David Byrne will issue a new studio album American Utopia on March 9 via Todomundo/Nonesuch Records. The former Talking Heads frontman has made the album available to stream in advance of its official release through NPR Music’s First Listen series.

The 10-track American Utopia is Byrne’s first non-collaborative solo album since 2004’s Grown Backwards. The new record once again finds Byrne collaborating with Brian Eno, whose initial tracks formed the foundation of the album. Additional production was provided by Rodaidh McDonald and Patrick Dillett. Byrne also tapped drummer Joey Waronker on drums, Isaiah Barr on saxophone, Thomas Bartlett (Doveman) on mellotron, Daniel Lopatin (Oneohtrix Point Never) on keyboards, Sampha on vocals and piano and Eno contributing keyboards, brass, whistling and guitar.

Recorded at Byrne’s home studio, as well as at Reservoir Studios, Oscilloscope, XL Studios and Crowdspacer Studio in New York City and in London at Livingston Studio 1, Byne penned a lengthy message regarding American Utopia.
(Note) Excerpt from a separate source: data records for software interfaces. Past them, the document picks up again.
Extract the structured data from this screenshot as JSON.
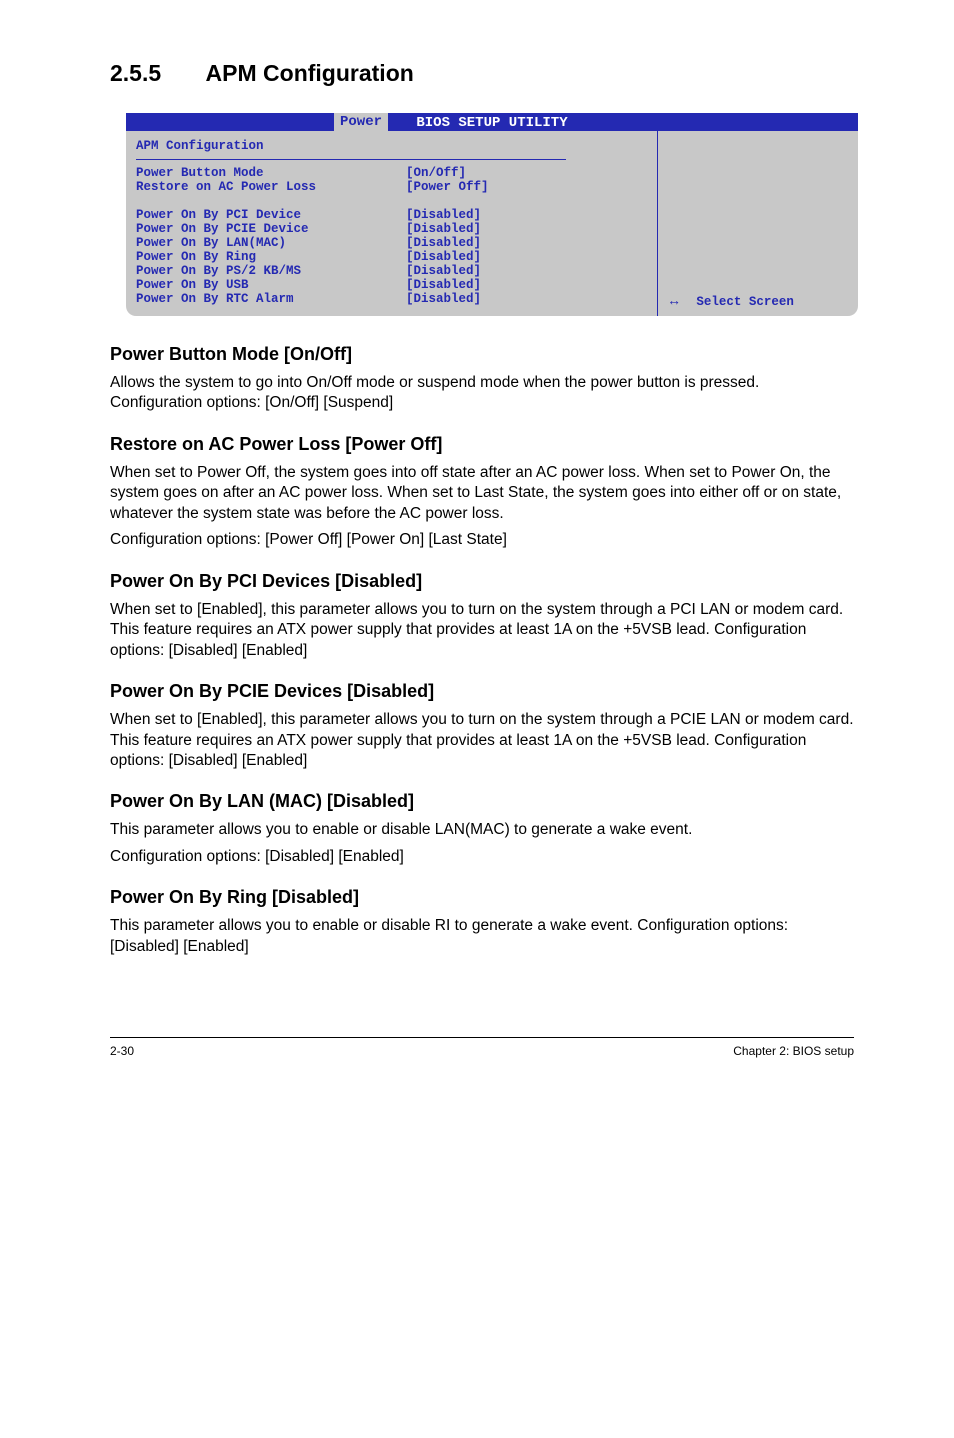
{
  "section": {
    "number": "2.5.5",
    "title": "APM Configuration"
  },
  "bios": {
    "header": "BIOS SETUP UTILITY",
    "tab": "Power",
    "panel_title": "APM Configuration",
    "rows_top": [
      {
        "label": "Power Button Mode",
        "value": "[On/Off]"
      },
      {
        "label": "Restore on AC Power Loss",
        "value": "[Power Off]"
      }
    ],
    "rows_bottom": [
      {
        "label": "Power On By PCI Device",
        "value": "[Disabled]"
      },
      {
        "label": "Power On By PCIE Device",
        "value": "[Disabled]"
      },
      {
        "label": "Power On By LAN(MAC)",
        "value": "[Disabled]"
      },
      {
        "label": "Power On By Ring",
        "value": "[Disabled]"
      },
      {
        "label": "Power On By PS/2 KB/MS",
        "value": "[Disabled]"
      },
      {
        "label": "Power On By USB",
        "value": "[Disabled]"
      },
      {
        "label": "Power On By RTC Alarm",
        "value": "[Disabled]"
      }
    ],
    "right_arrow": "↔",
    "right_label": "Select Screen"
  },
  "content": {
    "h1": "Power Button Mode [On/Off]",
    "p1": "Allows the system to go into On/Off mode or suspend mode when the power button is pressed. Configuration options: [On/Off] [Suspend]",
    "h2": "Restore on AC Power Loss [Power Off]",
    "p2a": "When set to Power Off, the system goes into off state after an AC power loss. When set to Power On, the system goes on after an AC power loss. When set to Last State, the system goes into either off or on state, whatever the system state was before the AC power loss.",
    "p2b": "Configuration options: [Power Off] [Power On] [Last State]",
    "h3": "Power On By PCI Devices [Disabled]",
    "p3": "When set to [Enabled], this parameter allows you to turn on the system through a PCI LAN or modem card. This feature requires an ATX power supply that provides at least 1A on the +5VSB lead. Configuration options: [Disabled] [Enabled]",
    "h4": "Power On By PCIE Devices [Disabled]",
    "p4": "When set to [Enabled], this parameter allows you to turn on the system through a PCIE LAN or modem card. This feature requires an ATX power supply that provides at least 1A on the +5VSB lead. Configuration options: [Disabled] [Enabled]",
    "h5": "Power On By LAN (MAC) [Disabled]",
    "p5a": "This parameter allows you to enable or disable LAN(MAC) to generate a wake event.",
    "p5b": "Configuration options: [Disabled] [Enabled]",
    "h6": "Power On By Ring [Disabled]",
    "p6": "This parameter allows you to enable or disable RI to generate a wake event. Configuration options: [Disabled] [Enabled]"
  },
  "footer": {
    "left": "2-30",
    "right": "Chapter 2: BIOS setup"
  }
}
The full essay is available here, read below:

David Byrne 2018Is this meant ironically? Is it a joke? Do I mean this seriously? In what way? Am I referring to the past or the future? Is it personal or political?

These songs don’t describe an imaginary or possibly impossible place but rather attempt to depict the world we live in now. Many of us, I suspect, are not satisfied with that world—the world we have made for ourselves. We look around and we ask ourselves—well, does it have to be like this? Is there another way? These songs are about that looking and that asking.

This album is indirectly about those aspirational impulses. Sometimes to describe is to reveal, to see other possibilities. To ask a question is to begin the process of looking for an answer. To be descriptive is also to be prescriptive, in a way. The act of asking is a big step. The songs are sincere—the title is not ironic. The title refers not to a specific utopia, but rather to our longing, frustration, aspirations, fears, and hopes regarding what could be possible, what else is possible. The description, the discontent and the desire—I have a feeling that is what these songs touch on.

I have no prescriptions or surefire answers, but I sense that I am not the only one looking and asking, wondering and still holding onto some tiny bit of hope, unwilling to succumb entirely to despair or cynicism.

It’s not easy, but music helps. Music is a kind of model—it often tells us or points us toward how we can be.

NMR (photo: press)